Birthday Selfie - Find a list of staff and student birthdays and, each day, take the time to go to classes and take a selfie with the School Admin and post on the school’s social media. It is amazing what happens when the administration finds fun and consistent ways to connect with students and staff. It also lets everyone know whose birthday it is at school!
Student Board - Select 10 students each month to join the admin for lunch where you ask for feedback on their experience at your school. Get pizza, salad, and something to drink and have a simple set of questions that you work through. Truly listen and seek to understand. This will help you respond with empathy to the things that students are experiencing throughout the year.

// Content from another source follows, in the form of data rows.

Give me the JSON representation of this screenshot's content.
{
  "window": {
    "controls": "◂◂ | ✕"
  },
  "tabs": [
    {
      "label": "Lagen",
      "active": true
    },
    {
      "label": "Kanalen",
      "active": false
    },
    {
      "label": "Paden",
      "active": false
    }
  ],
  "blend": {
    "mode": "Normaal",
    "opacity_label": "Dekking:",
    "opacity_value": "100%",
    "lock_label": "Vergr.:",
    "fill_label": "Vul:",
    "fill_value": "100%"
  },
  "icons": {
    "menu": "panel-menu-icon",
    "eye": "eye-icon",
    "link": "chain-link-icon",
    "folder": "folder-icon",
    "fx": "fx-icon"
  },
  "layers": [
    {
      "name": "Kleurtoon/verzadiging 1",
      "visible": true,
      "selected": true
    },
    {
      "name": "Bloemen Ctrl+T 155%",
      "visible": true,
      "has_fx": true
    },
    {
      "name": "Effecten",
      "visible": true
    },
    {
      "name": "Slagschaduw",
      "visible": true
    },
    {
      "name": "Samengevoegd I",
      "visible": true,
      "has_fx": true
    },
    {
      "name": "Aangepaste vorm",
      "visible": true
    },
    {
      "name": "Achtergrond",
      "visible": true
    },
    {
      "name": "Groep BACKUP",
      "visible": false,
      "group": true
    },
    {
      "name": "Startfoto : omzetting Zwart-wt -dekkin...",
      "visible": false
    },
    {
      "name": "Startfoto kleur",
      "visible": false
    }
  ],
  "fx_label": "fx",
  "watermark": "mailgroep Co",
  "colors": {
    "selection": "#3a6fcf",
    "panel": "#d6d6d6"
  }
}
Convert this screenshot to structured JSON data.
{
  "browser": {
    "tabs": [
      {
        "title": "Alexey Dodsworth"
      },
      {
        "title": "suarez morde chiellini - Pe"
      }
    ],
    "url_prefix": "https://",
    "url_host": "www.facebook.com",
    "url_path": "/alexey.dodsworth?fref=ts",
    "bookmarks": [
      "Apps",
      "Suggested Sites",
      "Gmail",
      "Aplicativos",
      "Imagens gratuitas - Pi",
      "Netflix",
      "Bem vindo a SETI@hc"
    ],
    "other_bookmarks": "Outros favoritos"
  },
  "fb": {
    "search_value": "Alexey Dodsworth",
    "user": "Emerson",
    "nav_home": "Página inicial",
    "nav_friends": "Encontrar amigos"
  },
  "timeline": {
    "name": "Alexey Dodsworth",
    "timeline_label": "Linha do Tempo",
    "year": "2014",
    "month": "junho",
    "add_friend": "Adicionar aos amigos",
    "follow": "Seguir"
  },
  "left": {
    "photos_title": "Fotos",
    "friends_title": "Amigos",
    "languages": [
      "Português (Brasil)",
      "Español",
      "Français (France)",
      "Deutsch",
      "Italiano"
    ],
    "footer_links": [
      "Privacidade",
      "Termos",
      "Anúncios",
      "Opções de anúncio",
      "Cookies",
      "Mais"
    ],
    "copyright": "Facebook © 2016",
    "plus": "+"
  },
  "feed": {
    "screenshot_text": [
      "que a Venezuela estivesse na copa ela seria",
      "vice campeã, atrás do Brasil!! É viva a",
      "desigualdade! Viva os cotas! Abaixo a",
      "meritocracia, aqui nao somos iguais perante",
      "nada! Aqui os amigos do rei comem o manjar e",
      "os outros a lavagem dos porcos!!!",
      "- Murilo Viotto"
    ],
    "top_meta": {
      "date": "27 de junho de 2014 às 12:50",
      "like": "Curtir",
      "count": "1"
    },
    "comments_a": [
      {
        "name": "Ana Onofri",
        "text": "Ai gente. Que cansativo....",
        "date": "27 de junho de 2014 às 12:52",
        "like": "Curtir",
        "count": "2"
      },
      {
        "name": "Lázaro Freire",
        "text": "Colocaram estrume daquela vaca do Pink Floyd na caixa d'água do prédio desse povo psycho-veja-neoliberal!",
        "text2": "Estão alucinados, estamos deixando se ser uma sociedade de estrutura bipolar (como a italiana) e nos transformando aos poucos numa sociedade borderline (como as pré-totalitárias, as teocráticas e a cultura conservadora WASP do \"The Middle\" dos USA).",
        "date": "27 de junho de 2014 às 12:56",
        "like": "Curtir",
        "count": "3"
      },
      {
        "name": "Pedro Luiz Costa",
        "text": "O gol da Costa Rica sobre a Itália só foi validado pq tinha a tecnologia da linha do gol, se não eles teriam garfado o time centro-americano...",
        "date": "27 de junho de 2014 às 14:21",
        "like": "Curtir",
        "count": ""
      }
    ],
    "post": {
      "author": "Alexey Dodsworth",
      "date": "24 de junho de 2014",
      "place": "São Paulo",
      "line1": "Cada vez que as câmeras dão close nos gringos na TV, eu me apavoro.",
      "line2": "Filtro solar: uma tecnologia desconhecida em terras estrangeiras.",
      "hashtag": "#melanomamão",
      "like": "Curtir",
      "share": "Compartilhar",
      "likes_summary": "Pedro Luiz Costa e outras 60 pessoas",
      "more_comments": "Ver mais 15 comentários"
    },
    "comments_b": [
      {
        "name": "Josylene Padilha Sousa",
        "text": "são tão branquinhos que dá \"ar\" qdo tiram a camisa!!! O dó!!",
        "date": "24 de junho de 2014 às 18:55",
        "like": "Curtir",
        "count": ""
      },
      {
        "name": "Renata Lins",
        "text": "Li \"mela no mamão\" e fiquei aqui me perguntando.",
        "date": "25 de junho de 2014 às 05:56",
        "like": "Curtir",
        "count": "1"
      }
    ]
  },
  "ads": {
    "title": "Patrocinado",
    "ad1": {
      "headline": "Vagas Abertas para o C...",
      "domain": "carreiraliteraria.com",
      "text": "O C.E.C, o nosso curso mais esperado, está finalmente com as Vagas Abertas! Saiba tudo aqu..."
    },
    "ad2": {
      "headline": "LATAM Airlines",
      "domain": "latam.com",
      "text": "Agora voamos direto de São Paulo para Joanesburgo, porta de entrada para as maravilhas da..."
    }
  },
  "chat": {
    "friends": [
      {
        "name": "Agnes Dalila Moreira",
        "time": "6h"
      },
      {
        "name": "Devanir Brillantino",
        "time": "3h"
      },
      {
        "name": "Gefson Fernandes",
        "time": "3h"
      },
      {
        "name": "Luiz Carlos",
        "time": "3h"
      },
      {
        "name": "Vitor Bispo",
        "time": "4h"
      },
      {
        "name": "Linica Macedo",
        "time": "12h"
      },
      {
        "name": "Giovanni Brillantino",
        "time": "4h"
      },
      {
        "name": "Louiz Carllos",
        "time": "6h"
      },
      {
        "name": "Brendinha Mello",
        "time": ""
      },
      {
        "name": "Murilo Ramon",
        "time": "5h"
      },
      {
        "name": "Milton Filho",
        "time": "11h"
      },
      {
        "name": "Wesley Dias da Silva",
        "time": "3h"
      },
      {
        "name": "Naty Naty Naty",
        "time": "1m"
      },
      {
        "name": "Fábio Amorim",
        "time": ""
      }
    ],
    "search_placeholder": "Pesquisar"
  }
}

The truth is that the work a building Principal does is incredibly difficult, yet crucial to the success of a school. We need to remind ourselves that the work is supposed to be hard and that if it was easy more people would do it. The balancing of the leadership and management work needed to be effective can seem overwhelming at times, but remember that you don’t need to get every moment right to be an amazing leader. You just need to be intentional and remember that when we protect time for the relational work from Principal to Staff, Principal to Students, and Principal to Families that it fuels us to do the difficult work that goes along with it.
You can download the entire year’s worth of Administrator CharacterDares by clicking HERE.
You can also learn more about how we are helping administrators to create a culture and climate in their buildings where staff and students want to be there vs feel like they have to be there while infusing social-emotional learning into the daily fabric of schools and classrooms each day.
John Norlin is a Co-Founder of CharacterStrong, a Servant Leadership trainer, and motivational speaker. He was Washington Advisor of the Year, taught 5 leadership classes per semester for 10 years at Sumner High School, and was a Program Administrator for the Whole Child for five years.